A three-year analysis of 1.3 million UK students’ results found that three quarters of young people had been given predictions that overestimated their results.
Research from the University and College Union (UCU) suggests that only 16 per cent of A-level students achieve the grades predicted by their teachers.
The report also found that 9 per cent of students exceeded the predictions that were set by their teachers, while students from disadvantaged backgrounds were far more likely to have their grades under-predicted.
24 per cent of students who came from less wealthy backgrounds had predicted grades lower than their final results, compared to 20 per cent of those from more well-off families.
The UCU is requesting a change to the current admission policy, and has said the UK should allow prospective university students to apply using their final results, rather than the current system which can be inaccurate.

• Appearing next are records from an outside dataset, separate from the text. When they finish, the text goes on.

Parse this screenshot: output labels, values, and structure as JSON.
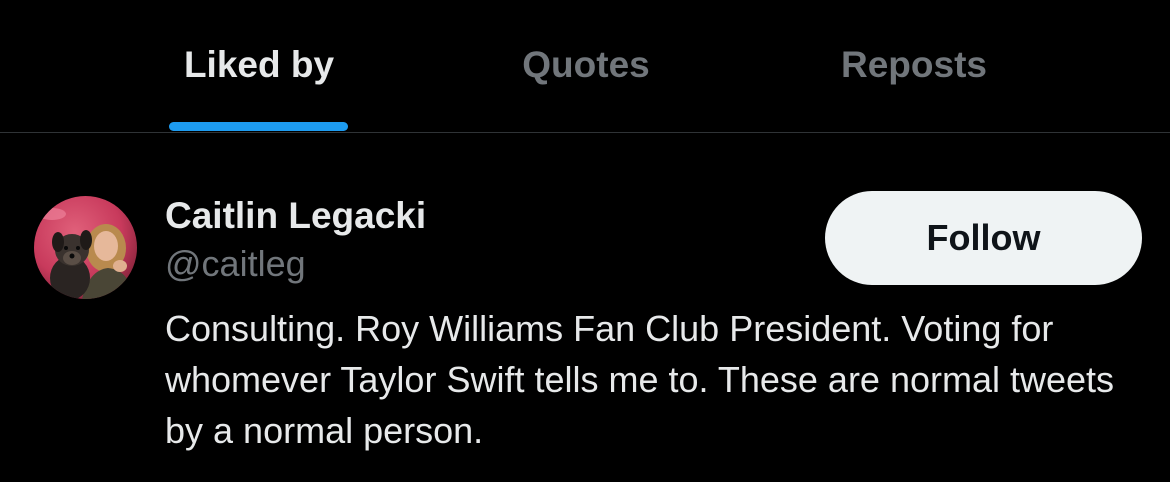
{
  "tabs": [
    {
      "label": "Liked by",
      "active": true
    },
    {
      "label": "Quotes",
      "active": false
    },
    {
      "label": "Reposts",
      "active": false
    }
  ],
  "colors": {
    "background": "#000000",
    "accent": "#1d9bf0",
    "primary_text": "#e7e9ea",
    "secondary_text": "#71767b",
    "divider": "#2f3336",
    "follow_button_bg": "#eff3f4"
  },
  "user": {
    "display_name": "Caitlin Legacki",
    "handle": "@caitleg",
    "follow_label": "Follow",
    "bio": "Consulting. Roy Williams Fan Club President. Voting for whomever Taylor Swift tells me to. These are normal tweets by a normal person.",
    "avatar_icon": "avatar-photo"
  }
}
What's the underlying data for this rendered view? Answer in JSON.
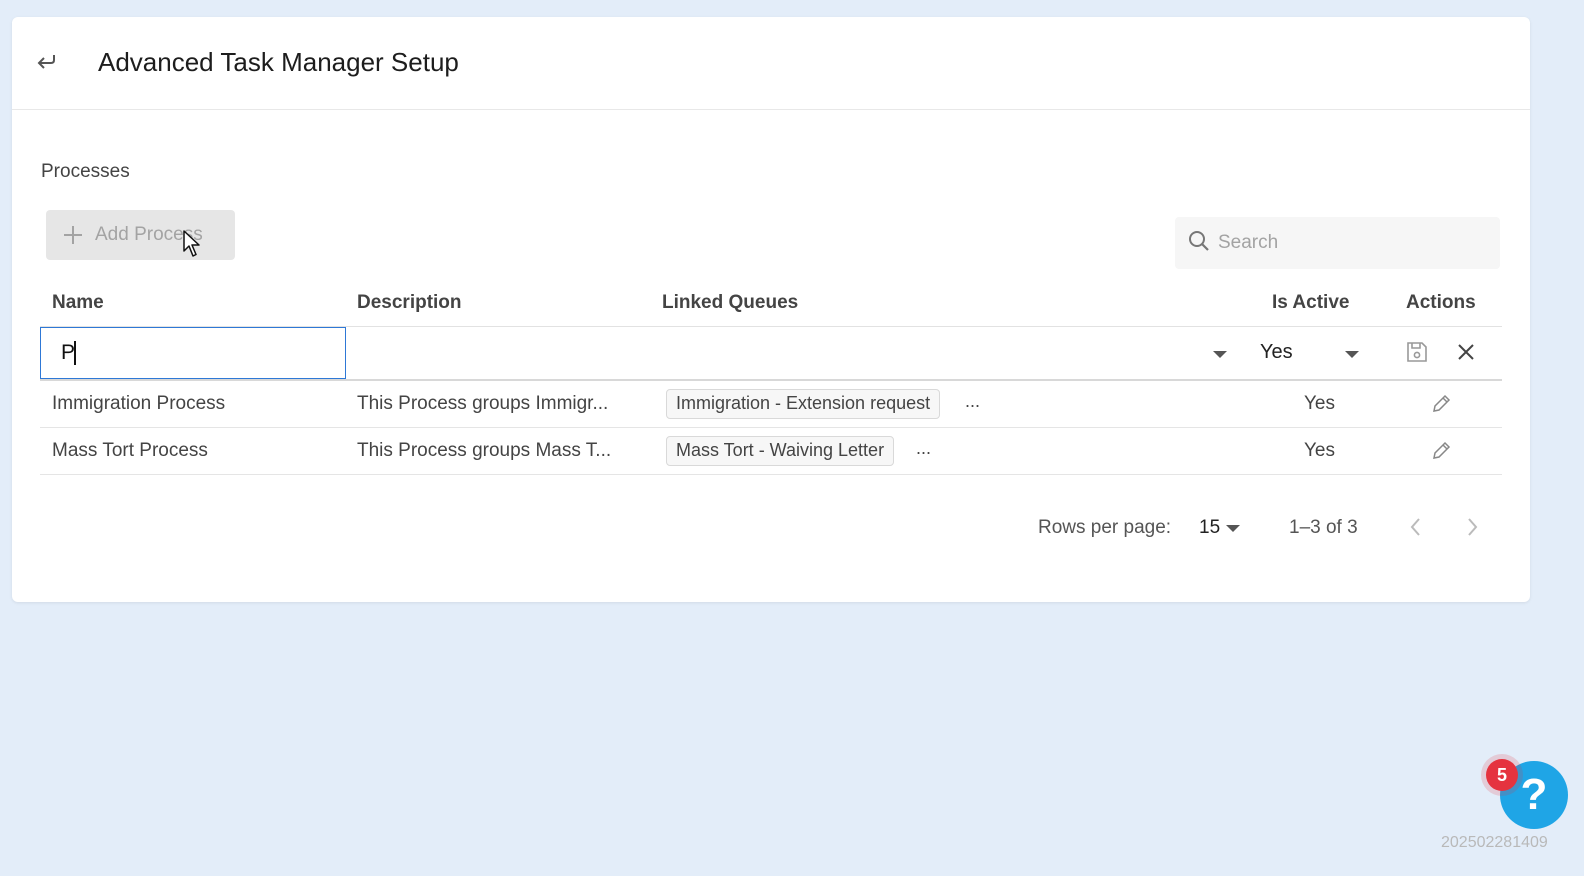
{
  "header": {
    "back_icon": "back-arrow-icon",
    "title": "Advanced Task Manager Setup"
  },
  "section": {
    "title": "Processes"
  },
  "toolbar": {
    "add_label": "Add Process",
    "search_placeholder": "Search"
  },
  "table": {
    "columns": [
      "Name",
      "Description",
      "Linked Queues",
      "Is Active",
      "Actions"
    ],
    "edit_row": {
      "name_value": "P",
      "is_active": "Yes"
    },
    "rows": [
      {
        "name": "Immigration Process",
        "description": "This Process groups Immigr...",
        "queue_chip": "Immigration - Extension request",
        "more": "...",
        "is_active": "Yes"
      },
      {
        "name": "Mass Tort Process",
        "description": "This Process groups Mass T...",
        "queue_chip": "Mass Tort - Waiving Letter",
        "more": "...",
        "is_active": "Yes"
      }
    ]
  },
  "pagination": {
    "rows_per_page_label": "Rows per page:",
    "rows_per_page": "15",
    "range": "1–3 of 3"
  },
  "help": {
    "badge_count": "5",
    "icon_label": "?"
  },
  "footer": {
    "build_id": "202502281409"
  },
  "colors": {
    "background": "#e3edf9",
    "accent": "#2e78d6",
    "help_button": "#1fa5e6",
    "badge": "#e5333f"
  }
}
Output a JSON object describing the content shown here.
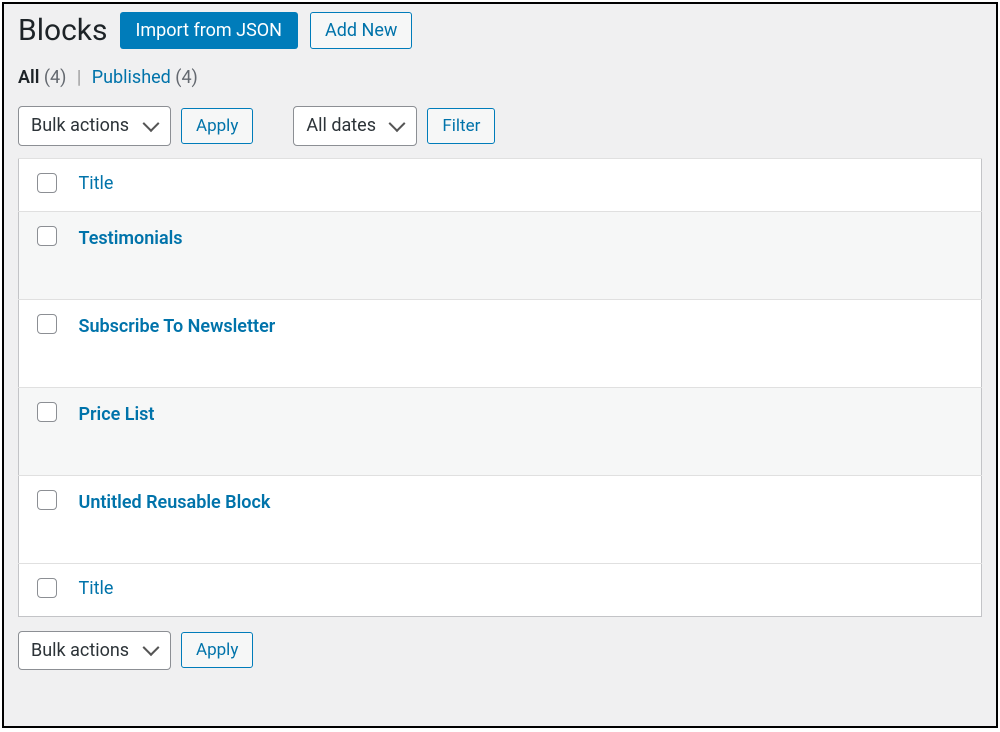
{
  "header": {
    "title": "Blocks",
    "import_button": "Import from JSON",
    "add_new_button": "Add New"
  },
  "status_filters": {
    "all_label": "All",
    "all_count": "(4)",
    "published_label": "Published",
    "published_count": "(4)"
  },
  "bulk": {
    "select_label": "Bulk actions",
    "apply_label": "Apply"
  },
  "date_filter": {
    "select_label": "All dates",
    "filter_label": "Filter"
  },
  "table": {
    "column_title": "Title",
    "rows": [
      {
        "title": "Testimonials"
      },
      {
        "title": "Subscribe To Newsletter"
      },
      {
        "title": "Price List"
      },
      {
        "title": "Untitled Reusable Block"
      }
    ]
  }
}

Dr Gill Wyness, from the Institute of Education at University College London and lead author of the report, believes under-predicted grades should be a major concern.
She said: “I find worrying evidence that, among high-achieving (i.e. AAB or higher) applicants, disadvantaged students are more likely to be under-predicted than their more advantaged counterparts.
“Indeed, almost 3,000 disadvantaged, high-achieving students (or 1,000 per year) have their grades under-predicted.”
Sally Hunt, general secretary of the UCU, said: “This report exposes the vast majority of predicted grades as guestimates, which are not fit to be the basis on which young people and universities take key decisions about their futures.”
However, the current system was backed by Mary Curnock Cook, the UCAS chief, who said: “Whilst a post-results application system is logical, it would work against those from less advantaged backgrounds.
“It wouldn’t leave enough time for universities to properly assess and meet the needs of the full range of students, nor for students (particularly from disadvantaged backgrounds) to conduct all their research into accommodation and finance before making informed choices.”